### EXCERPTED DATA
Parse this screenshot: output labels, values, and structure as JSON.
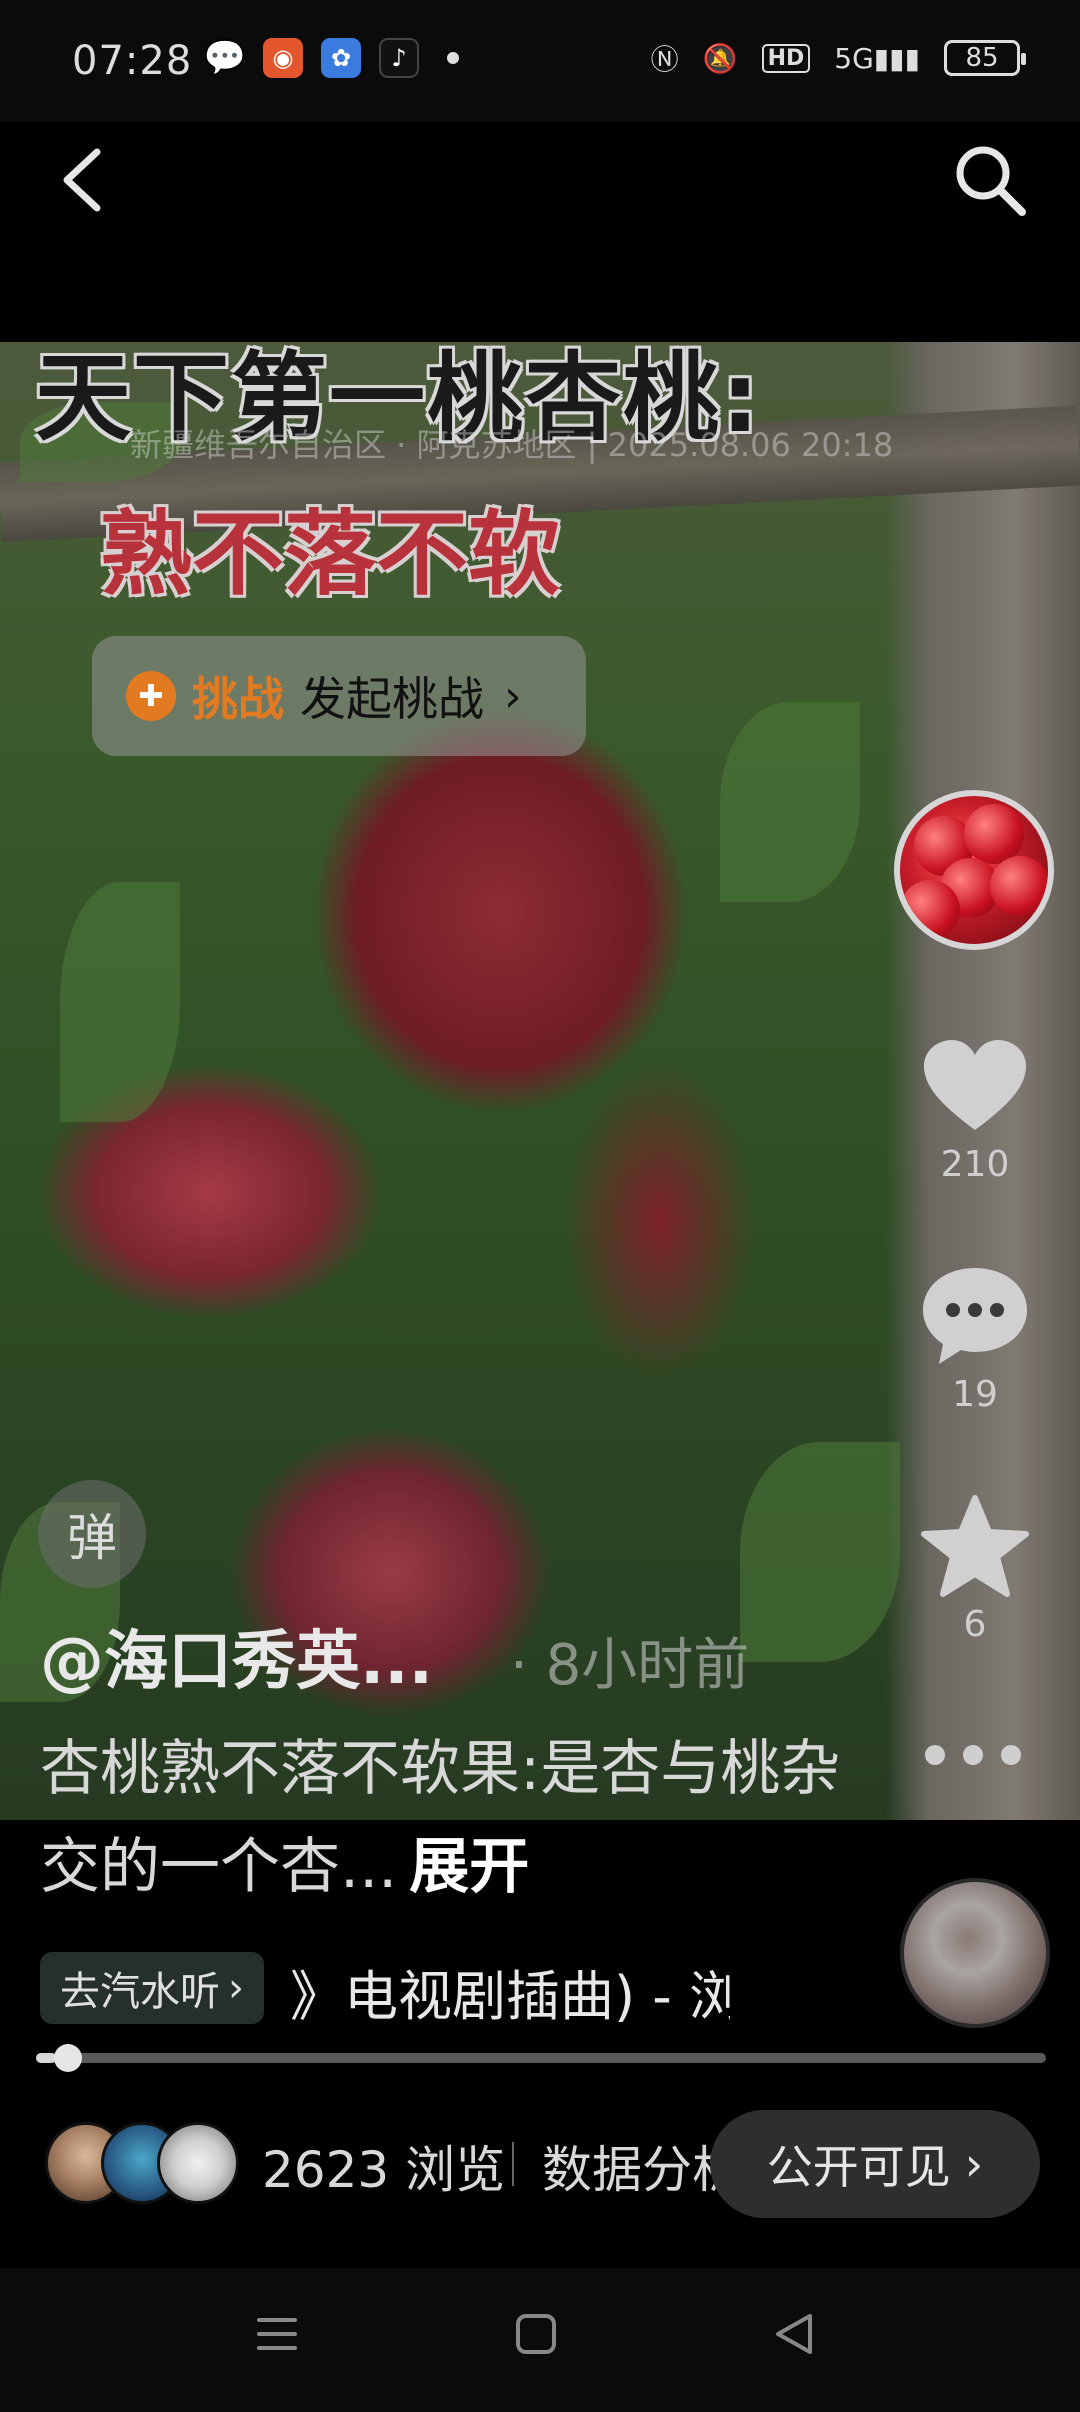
{
  "status_bar": {
    "time": "07:28",
    "battery": "85",
    "network": "5G",
    "hd": "HD",
    "icons": [
      "wechat-icon",
      "app-orange-icon",
      "baidu-icon",
      "tiktok-icon",
      "nfc-icon",
      "mute-icon",
      "signal-icon",
      "battery-icon"
    ]
  },
  "video": {
    "title": "天下第一桃杏桃:",
    "subtitle": "熟不落不软",
    "watermark": "新疆维吾尔自治区 · 阿克苏地区 | 2025.08.06 20:18",
    "challenge": {
      "tag": "挑战",
      "text": "发起桃战",
      "arrow": "›"
    },
    "danmu_label": "弹"
  },
  "actions": {
    "likes": "210",
    "comments": "19",
    "favorites": "6"
  },
  "post": {
    "author": "@海口秀英...",
    "time": "· 8小时前",
    "description": "杏桃熟不落不软果:是杏与桃杂交的一个杏...",
    "expand": "展开"
  },
  "music": {
    "tag_label": "去汽水听",
    "tag_arrow": "›",
    "song": "》电视剧插曲) - 浏"
  },
  "progress": {
    "value": 0.02
  },
  "footer": {
    "views": "2623 浏览",
    "analytics": "数据分析",
    "visibility": "公开可见",
    "visibility_arrow": "›"
  },
  "colors": {
    "accent_orange": "#e27a22",
    "subtitle_red": "#b8323b",
    "background": "#000000"
  }
}
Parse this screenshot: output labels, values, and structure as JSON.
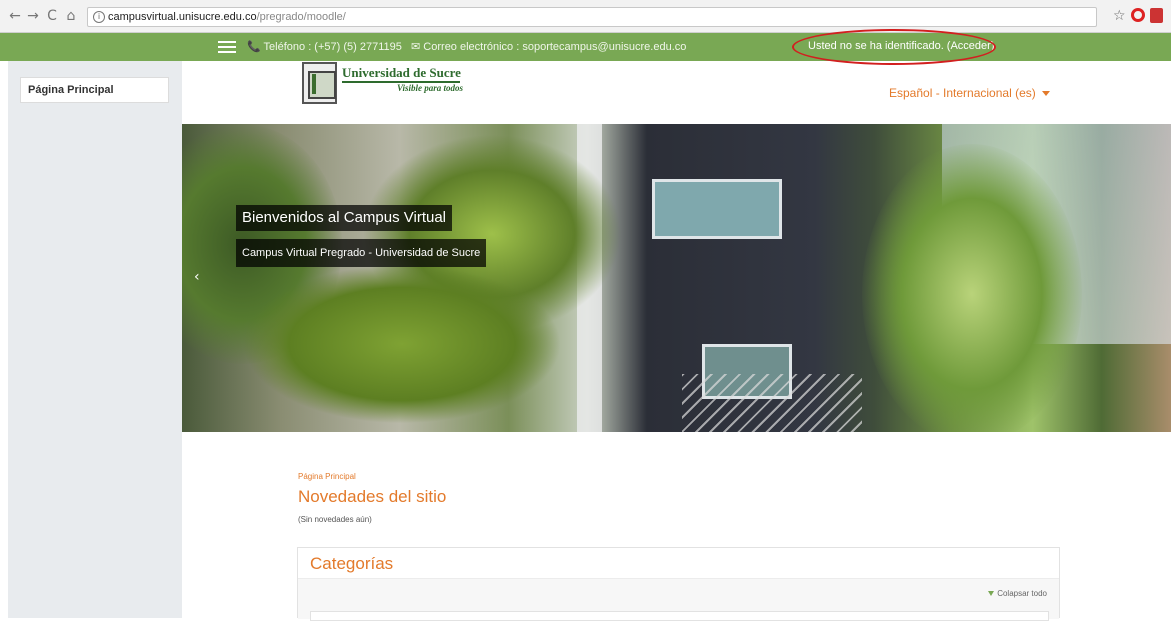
{
  "browser": {
    "url_host": "campusvirtual.unisucre.edu.co",
    "url_path": "/pregrado/moodle/",
    "back_icon": "←",
    "forward_icon": "→",
    "reload_icon": "C",
    "home_icon": "⌂",
    "star_icon": "☆"
  },
  "topbar": {
    "phone": "📞 Teléfono : (+57) (5) 2771195",
    "email": "✉ Correo electrónico : soportecampus@unisucre.edu.co",
    "login_text": "Usted no se ha identificado. (Acceder)",
    "bg_color": "#79a854"
  },
  "sidebar": {
    "items": [
      {
        "label": "Página Principal"
      }
    ]
  },
  "header": {
    "logo_name": "Universidad de Sucre",
    "logo_slogan": "Visible para todos",
    "language": "Español - Internacional (es)"
  },
  "hero": {
    "title": "Bienvenidos al Campus Virtual",
    "subtitle": "Campus Virtual Pregrado - Universidad de Sucre",
    "prev_icon": "‹"
  },
  "main": {
    "breadcrumb": "Página Principal",
    "news_title": "Novedades del sitio",
    "news_empty": "(Sin novedades aún)",
    "categories_title": "Categorías",
    "collapse_label": "Colapsar todo"
  },
  "colors": {
    "accent": "#e37a2b",
    "green": "#79a854",
    "highlight_oval": "#d21f1f"
  }
}
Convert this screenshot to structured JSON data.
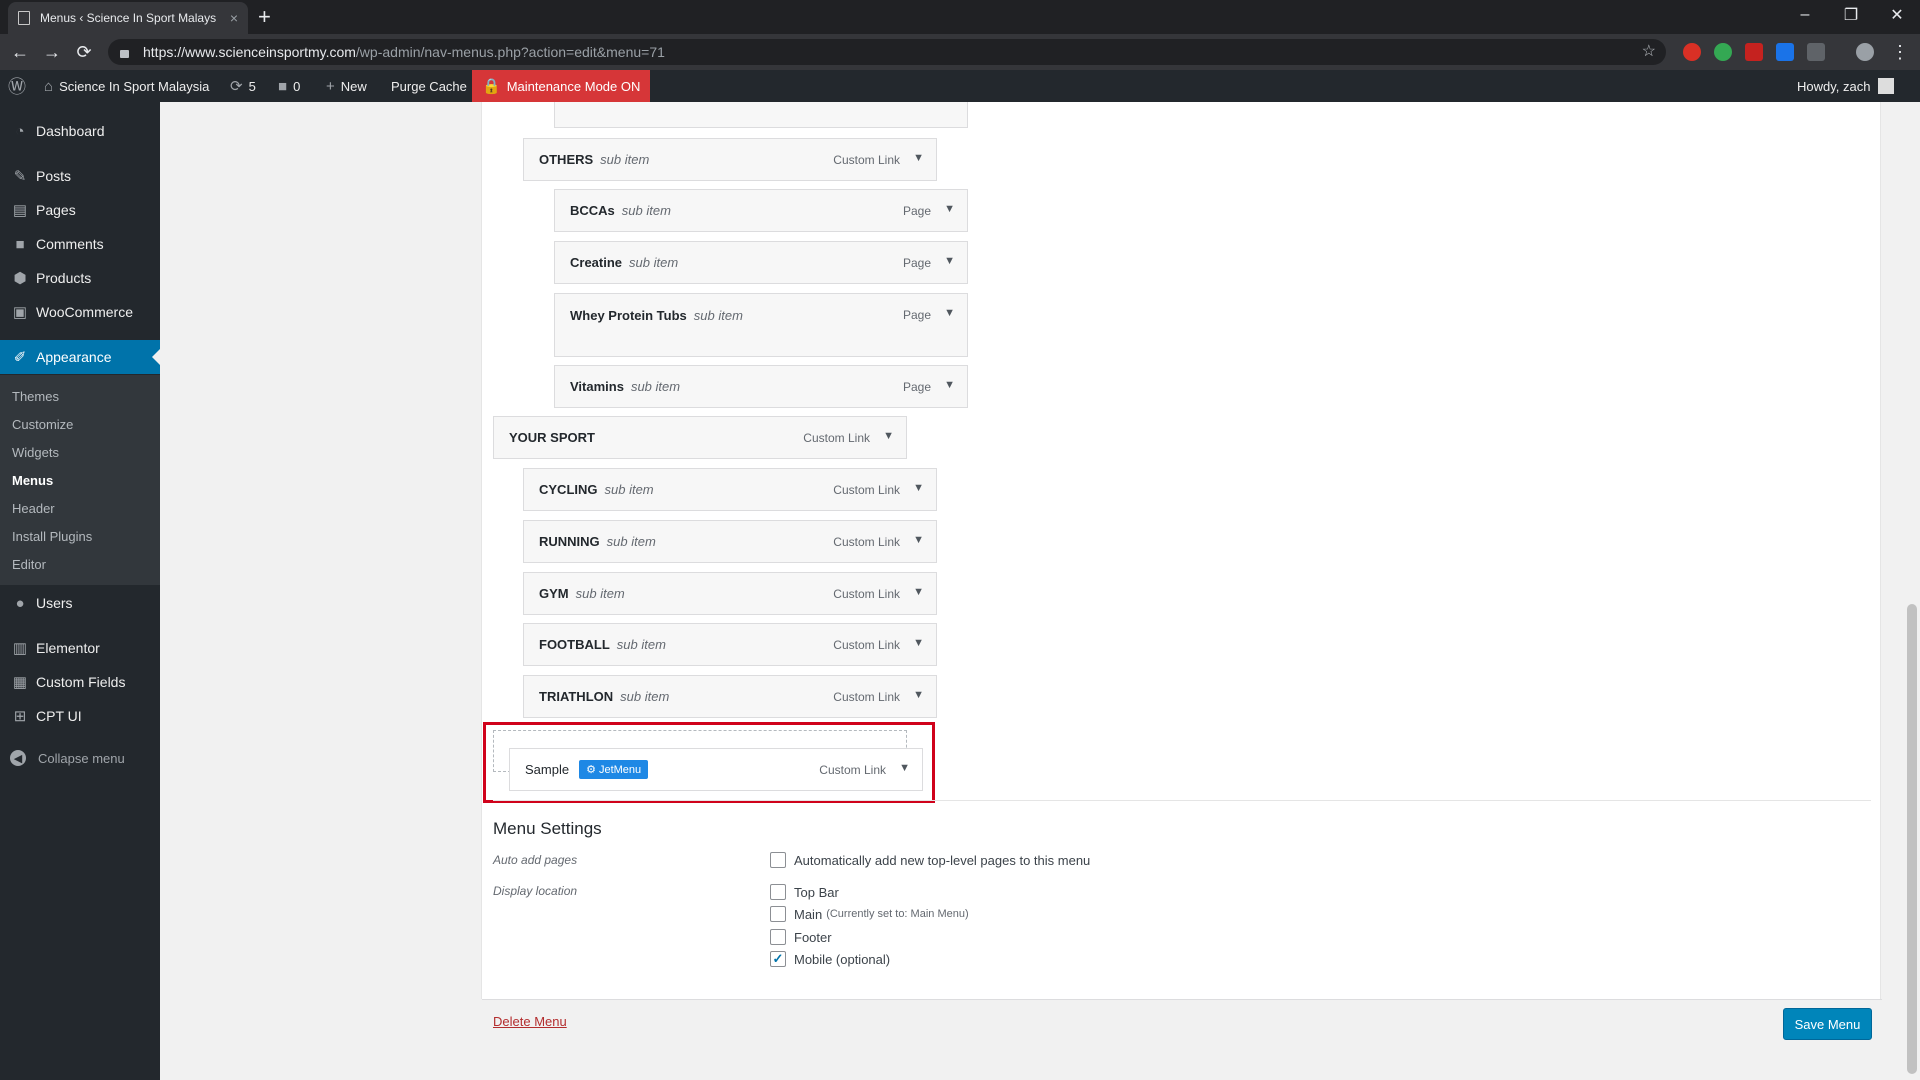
{
  "browser": {
    "tab_title": "Menus ‹ Science In Sport Malays",
    "tab_close": "×",
    "new_tab": "+",
    "url_host": "https://www.scienceinsportmy.com",
    "url_path": "/wp-admin/nav-menus.php?action=edit&menu=71",
    "window_controls": [
      "–",
      "❐",
      "✕"
    ],
    "nav": {
      "back": "←",
      "forward": "→",
      "reload": "⟳",
      "star": "☆"
    }
  },
  "adminbar": {
    "site_name": "Science In Sport Malaysia",
    "updates_count": "5",
    "comments_count": "0",
    "new_label": "New",
    "purge_label": "Purge Cache",
    "maintenance_label": "Maintenance Mode ON",
    "howdy": "Howdy, zach"
  },
  "sidebar": {
    "items": [
      {
        "label": "Dashboard",
        "icon": "dashboard-icon"
      },
      {
        "label": "Posts",
        "icon": "pin-icon"
      },
      {
        "label": "Pages",
        "icon": "pages-icon"
      },
      {
        "label": "Comments",
        "icon": "comment-icon"
      },
      {
        "label": "Products",
        "icon": "box-icon"
      },
      {
        "label": "WooCommerce",
        "icon": "woo-icon"
      },
      {
        "label": "Appearance",
        "icon": "brush-icon"
      },
      {
        "label": "Users",
        "icon": "user-icon"
      },
      {
        "label": "Elementor",
        "icon": "elementor-icon"
      },
      {
        "label": "Custom Fields",
        "icon": "grid-icon"
      },
      {
        "label": "CPT UI",
        "icon": "cpt-icon"
      }
    ],
    "submenu": [
      "Themes",
      "Customize",
      "Widgets",
      "Menus",
      "Header",
      "Install Plugins",
      "Editor"
    ],
    "collapse": "Collapse menu"
  },
  "menu_items": [
    {
      "title": "OTHERS",
      "sub": "sub item",
      "type": "Custom Link"
    },
    {
      "title": "BCCAs",
      "sub": "sub item",
      "type": "Page"
    },
    {
      "title": "Creatine",
      "sub": "sub item",
      "type": "Page"
    },
    {
      "title": "Whey Protein Tubs",
      "sub": "sub item",
      "type": "Page"
    },
    {
      "title": "Vitamins",
      "sub": "sub item",
      "type": "Page"
    },
    {
      "title": "YOUR SPORT",
      "sub": "",
      "type": "Custom Link"
    },
    {
      "title": "CYCLING",
      "sub": "sub item",
      "type": "Custom Link"
    },
    {
      "title": "RUNNING",
      "sub": "sub item",
      "type": "Custom Link"
    },
    {
      "title": "GYM",
      "sub": "sub item",
      "type": "Custom Link"
    },
    {
      "title": "FOOTBALL",
      "sub": "sub item",
      "type": "Custom Link"
    },
    {
      "title": "TRIATHLON",
      "sub": "sub item",
      "type": "Custom Link"
    },
    {
      "title": "Sample",
      "sub": "",
      "type": "Custom Link",
      "badge": "JetMenu"
    }
  ],
  "menu_settings": {
    "title": "Menu Settings",
    "auto_add_label": "Auto add pages",
    "auto_add_option": "Automatically add new top-level pages to this menu",
    "display_location_label": "Display location",
    "locations": [
      {
        "label": "Top Bar",
        "note": "",
        "checked": false
      },
      {
        "label": "Main",
        "note": "(Currently set to: Main Menu)",
        "checked": false
      },
      {
        "label": "Footer",
        "note": "",
        "checked": false
      },
      {
        "label": "Mobile (optional)",
        "note": "",
        "checked": true
      }
    ]
  },
  "actions": {
    "delete": "Delete Menu",
    "save": "Save Menu"
  },
  "colors": {
    "admin_dark": "#23282d",
    "accent": "#0073aa",
    "highlight": "#d0021b",
    "maintenance": "#d63638"
  }
}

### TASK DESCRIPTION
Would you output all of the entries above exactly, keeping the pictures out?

### FINAL ANSWER
Parse this screenshot: output labels, values, and structure as JSON.
{
  "status_bar": {
    "time": "07:28",
    "battery": "85",
    "network": "5G",
    "hd": "HD",
    "icons": [
      "wechat-icon",
      "app-orange-icon",
      "baidu-icon",
      "tiktok-icon",
      "nfc-icon",
      "mute-icon",
      "signal-icon",
      "battery-icon"
    ]
  },
  "video": {
    "title": "天下第一桃杏桃:",
    "subtitle": "熟不落不软",
    "watermark": "新疆维吾尔自治区 · 阿克苏地区 | 2025.08.06 20:18",
    "challenge": {
      "tag": "挑战",
      "text": "发起桃战",
      "arrow": "›"
    },
    "danmu_label": "弹"
  },
  "actions": {
    "likes": "210",
    "comments": "19",
    "favorites": "6"
  },
  "post": {
    "author": "@海口秀英...",
    "time": "· 8小时前",
    "description": "杏桃熟不落不软果:是杏与桃杂交的一个杏...",
    "expand": "展开"
  },
  "music": {
    "tag_label": "去汽水听",
    "tag_arrow": "›",
    "song": "》电视剧插曲) - 浏"
  },
  "progress": {
    "value": 0.02
  },
  "footer": {
    "views": "2623 浏览",
    "analytics": "数据分析",
    "visibility": "公开可见",
    "visibility_arrow": "›"
  },
  "colors": {
    "accent_orange": "#e27a22",
    "subtitle_red": "#b8323b",
    "background": "#000000"
  }
}
Parse this screenshot: output labels, values, and structure as JSON.
{
  "browser": {
    "url_host": "campusvirtual.unisucre.edu.co",
    "url_path": "/pregrado/moodle/",
    "back_icon": "←",
    "forward_icon": "→",
    "reload_icon": "C",
    "home_icon": "⌂",
    "star_icon": "☆"
  },
  "topbar": {
    "phone": "📞 Teléfono : (+57) (5) 2771195",
    "email": "✉ Correo electrónico : soportecampus@unisucre.edu.co",
    "login_text": "Usted no se ha identificado. (Acceder)",
    "bg_color": "#79a854"
  },
  "sidebar": {
    "items": [
      {
        "label": "Página Principal"
      }
    ]
  },
  "header": {
    "logo_name": "Universidad de Sucre",
    "logo_slogan": "Visible para todos",
    "language": "Español - Internacional (es)"
  },
  "hero": {
    "title": "Bienvenidos al Campus Virtual",
    "subtitle": "Campus Virtual Pregrado - Universidad de Sucre",
    "prev_icon": "‹"
  },
  "main": {
    "breadcrumb": "Página Principal",
    "news_title": "Novedades del sitio",
    "news_empty": "(Sin novedades aún)",
    "categories_title": "Categorías",
    "collapse_label": "Colapsar todo"
  },
  "colors": {
    "accent": "#e37a2b",
    "green": "#79a854",
    "highlight_oval": "#d21f1f"
  }
}
Convert this screenshot to structured JSON data.
{
  "browser": {
    "tab_title": "Menus ‹ Science In Sport Malays",
    "tab_close": "×",
    "new_tab": "+",
    "url_host": "https://www.scienceinsportmy.com",
    "url_path": "/wp-admin/nav-menus.php?action=edit&menu=71",
    "window_controls": [
      "–",
      "❐",
      "✕"
    ],
    "nav": {
      "back": "←",
      "forward": "→",
      "reload": "⟳",
      "star": "☆"
    }
  },
  "adminbar": {
    "site_name": "Science In Sport Malaysia",
    "updates_count": "5",
    "comments_count": "0",
    "new_label": "New",
    "purge_label": "Purge Cache",
    "maintenance_label": "Maintenance Mode ON",
    "howdy": "Howdy, zach"
  },
  "sidebar": {
    "items": [
      {
        "label": "Dashboard",
        "icon": "dashboard-icon"
      },
      {
        "label": "Posts",
        "icon": "pin-icon"
      },
      {
        "label": "Pages",
        "icon": "pages-icon"
      },
      {
        "label": "Comments",
        "icon": "comment-icon"
      },
      {
        "label": "Products",
        "icon": "box-icon"
      },
      {
        "label": "WooCommerce",
        "icon": "woo-icon"
      },
      {
        "label": "Appearance",
        "icon": "brush-icon"
      },
      {
        "label": "Users",
        "icon": "user-icon"
      },
      {
        "label": "Elementor",
        "icon": "elementor-icon"
      },
      {
        "label": "Custom Fields",
        "icon": "grid-icon"
      },
      {
        "label": "CPT UI",
        "icon": "cpt-icon"
      }
    ],
    "submenu": [
      "Themes",
      "Customize",
      "Widgets",
      "Menus",
      "Header",
      "Install Plugins",
      "Editor"
    ],
    "collapse": "Collapse menu"
  },
  "menu_items": [
    {
      "title": "OTHERS",
      "sub": "sub item",
      "type": "Custom Link"
    },
    {
      "title": "BCCAs",
      "sub": "sub item",
      "type": "Page"
    },
    {
      "title": "Creatine",
      "sub": "sub item",
      "type": "Page"
    },
    {
      "title": "Whey Protein Tubs",
      "sub": "sub item",
      "type": "Page"
    },
    {
      "title": "Vitamins",
      "sub": "sub item",
      "type": "Page"
    },
    {
      "title": "YOUR SPORT",
      "sub": "",
      "type": "Custom Link"
    },
    {
      "title": "CYCLING",
      "sub": "sub item",
      "type": "Custom Link"
    },
    {
      "title": "RUNNING",
      "sub": "sub item",
      "type": "Custom Link"
    },
    {
      "title": "GYM",
      "sub": "sub item",
      "type": "Custom Link"
    },
    {
      "title": "FOOTBALL",
      "sub": "sub item",
      "type": "Custom Link"
    },
    {
      "title": "TRIATHLON",
      "sub": "sub item",
      "type": "Custom Link"
    },
    {
      "title": "Sample",
      "sub": "",
      "type": "Custom Link",
      "badge": "JetMenu"
    }
  ],
  "menu_settings": {
    "title": "Menu Settings",
    "auto_add_label": "Auto add pages",
    "auto_add_option": "Automatically add new top-level pages to this menu",
    "display_location_label": "Display location",
    "locations": [
      {
        "label": "Top Bar",
        "note": "",
        "checked": false
      },
      {
        "label": "Main",
        "note": "(Currently set to: Main Menu)",
        "checked": false
      },
      {
        "label": "Footer",
        "note": "",
        "checked": false
      },
      {
        "label": "Mobile (optional)",
        "note": "",
        "checked": true
      }
    ]
  },
  "actions": {
    "delete": "Delete Menu",
    "save": "Save Menu"
  },
  "colors": {
    "admin_dark": "#23282d",
    "accent": "#0073aa",
    "highlight": "#d0021b",
    "maintenance": "#d63638"
  }
}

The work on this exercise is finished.